SUPPLIED DATA: Begin

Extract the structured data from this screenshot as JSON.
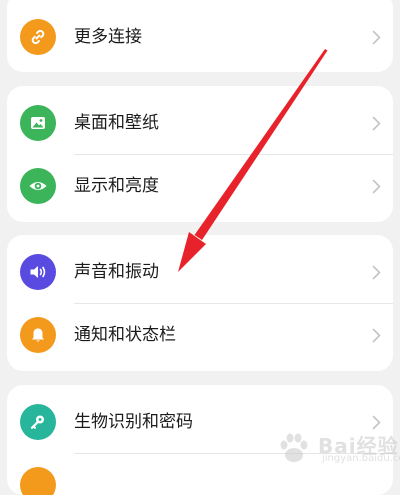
{
  "settings_items": [
    {
      "label": "更多连接",
      "icon": "link-icon",
      "color": "#f39a1d"
    },
    {
      "label": "桌面和壁纸",
      "icon": "wallpaper-icon",
      "color": "#3cb45a"
    },
    {
      "label": "显示和亮度",
      "icon": "eye-icon",
      "color": "#3cb45a"
    },
    {
      "label": "声音和振动",
      "icon": "speaker-icon",
      "color": "#5a4be0"
    },
    {
      "label": "通知和状态栏",
      "icon": "bell-icon",
      "color": "#f39a1d"
    },
    {
      "label": "生物识别和密码",
      "icon": "key-icon",
      "color": "#27b59b"
    },
    {
      "label": "",
      "icon": "app-icon",
      "color": "#f39a1d"
    }
  ],
  "annotation": {
    "arrow_color": "#e8222a",
    "points_to": "声音和振动"
  },
  "watermark": {
    "brand": "Bai",
    "suffix": "经验",
    "url": "jingyan.baidu.com"
  }
}
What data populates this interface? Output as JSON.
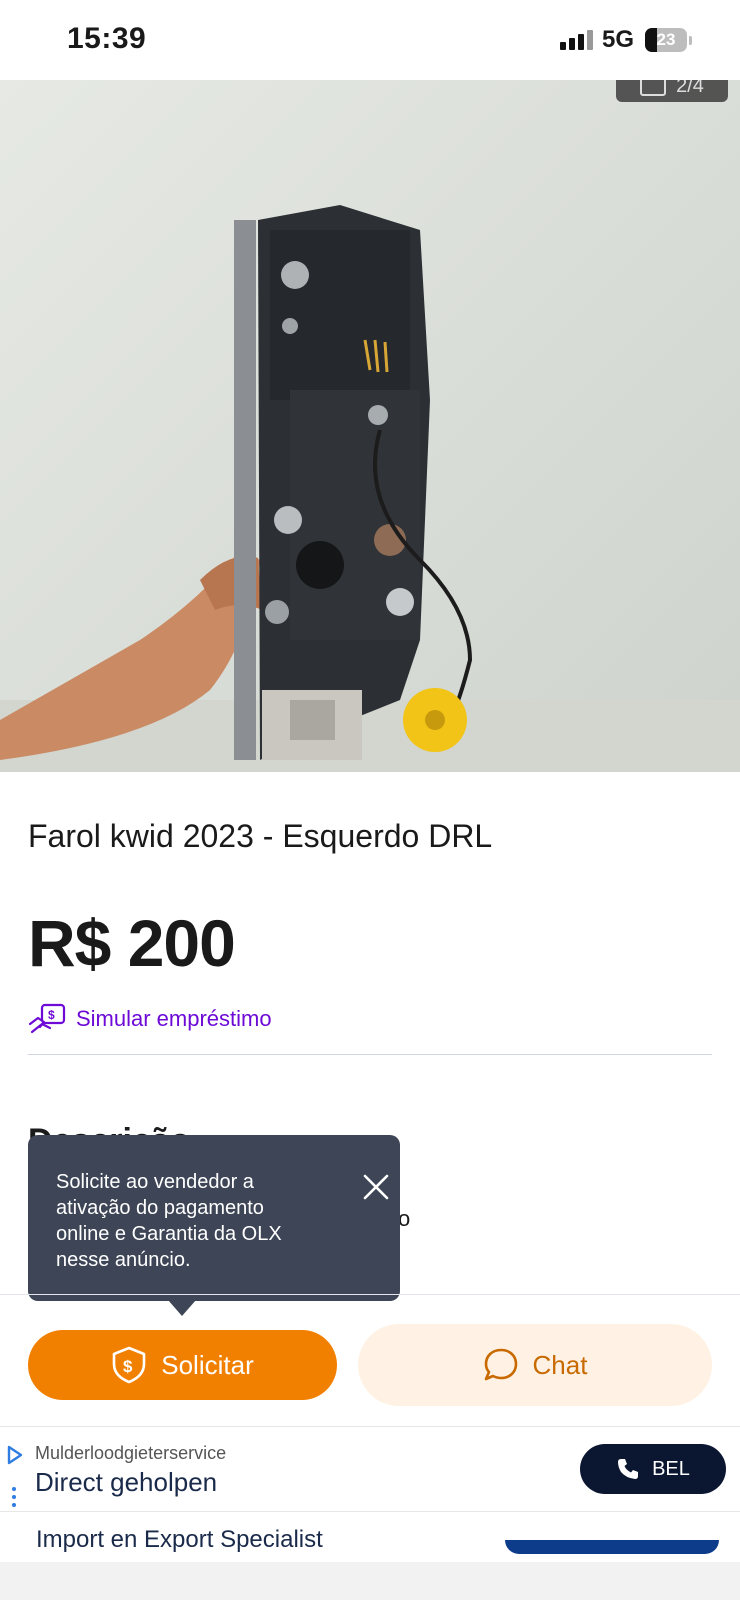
{
  "status_bar": {
    "time": "15:39",
    "network": "5G",
    "battery": "23"
  },
  "gallery": {
    "counter": "2/4"
  },
  "listing": {
    "title": "Farol kwid 2023 - Esquerdo DRL",
    "price": "R$ 200",
    "loan_link": "Simular empréstimo",
    "description_heading": "Descrição",
    "description_partial": "o"
  },
  "tooltip": {
    "text": "Solicite ao vendedor a ativação do pagamento online e Garantia da OLX nesse anúncio."
  },
  "actions": {
    "solicitar_label": "Solicitar",
    "chat_label": "Chat"
  },
  "ad": {
    "sponsor": "Mulderloodgieterservice",
    "headline": "Direct geholpen",
    "cta_label": "BEL",
    "next_headline": "Import en Export Specialist"
  },
  "colors": {
    "accent_orange": "#f28000",
    "link_purple": "#6e0ad6",
    "tooltip_bg": "#3d4556"
  }
}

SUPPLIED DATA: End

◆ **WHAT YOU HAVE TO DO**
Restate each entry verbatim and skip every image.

◆ **RESPONSE AREA**
Extract the structured data from this screenshot as JSON.
{
  "settings_items": [
    {
      "label": "更多连接",
      "icon": "link-icon",
      "color": "#f39a1d"
    },
    {
      "label": "桌面和壁纸",
      "icon": "wallpaper-icon",
      "color": "#3cb45a"
    },
    {
      "label": "显示和亮度",
      "icon": "eye-icon",
      "color": "#3cb45a"
    },
    {
      "label": "声音和振动",
      "icon": "speaker-icon",
      "color": "#5a4be0"
    },
    {
      "label": "通知和状态栏",
      "icon": "bell-icon",
      "color": "#f39a1d"
    },
    {
      "label": "生物识别和密码",
      "icon": "key-icon",
      "color": "#27b59b"
    },
    {
      "label": "",
      "icon": "app-icon",
      "color": "#f39a1d"
    }
  ],
  "annotation": {
    "arrow_color": "#e8222a",
    "points_to": "声音和振动"
  },
  "watermark": {
    "brand": "Bai",
    "suffix": "经验",
    "url": "jingyan.baidu.com"
  }
}
What data populates this interface? Output as JSON.
{
  "status_bar": {
    "time": "15:39",
    "network": "5G",
    "battery": "23"
  },
  "gallery": {
    "counter": "2/4"
  },
  "listing": {
    "title": "Farol kwid 2023 - Esquerdo DRL",
    "price": "R$ 200",
    "loan_link": "Simular empréstimo",
    "description_heading": "Descrição",
    "description_partial": "o"
  },
  "tooltip": {
    "text": "Solicite ao vendedor a ativação do pagamento online e Garantia da OLX nesse anúncio."
  },
  "actions": {
    "solicitar_label": "Solicitar",
    "chat_label": "Chat"
  },
  "ad": {
    "sponsor": "Mulderloodgieterservice",
    "headline": "Direct geholpen",
    "cta_label": "BEL",
    "next_headline": "Import en Export Specialist"
  },
  "colors": {
    "accent_orange": "#f28000",
    "link_purple": "#6e0ad6",
    "tooltip_bg": "#3d4556"
  }
}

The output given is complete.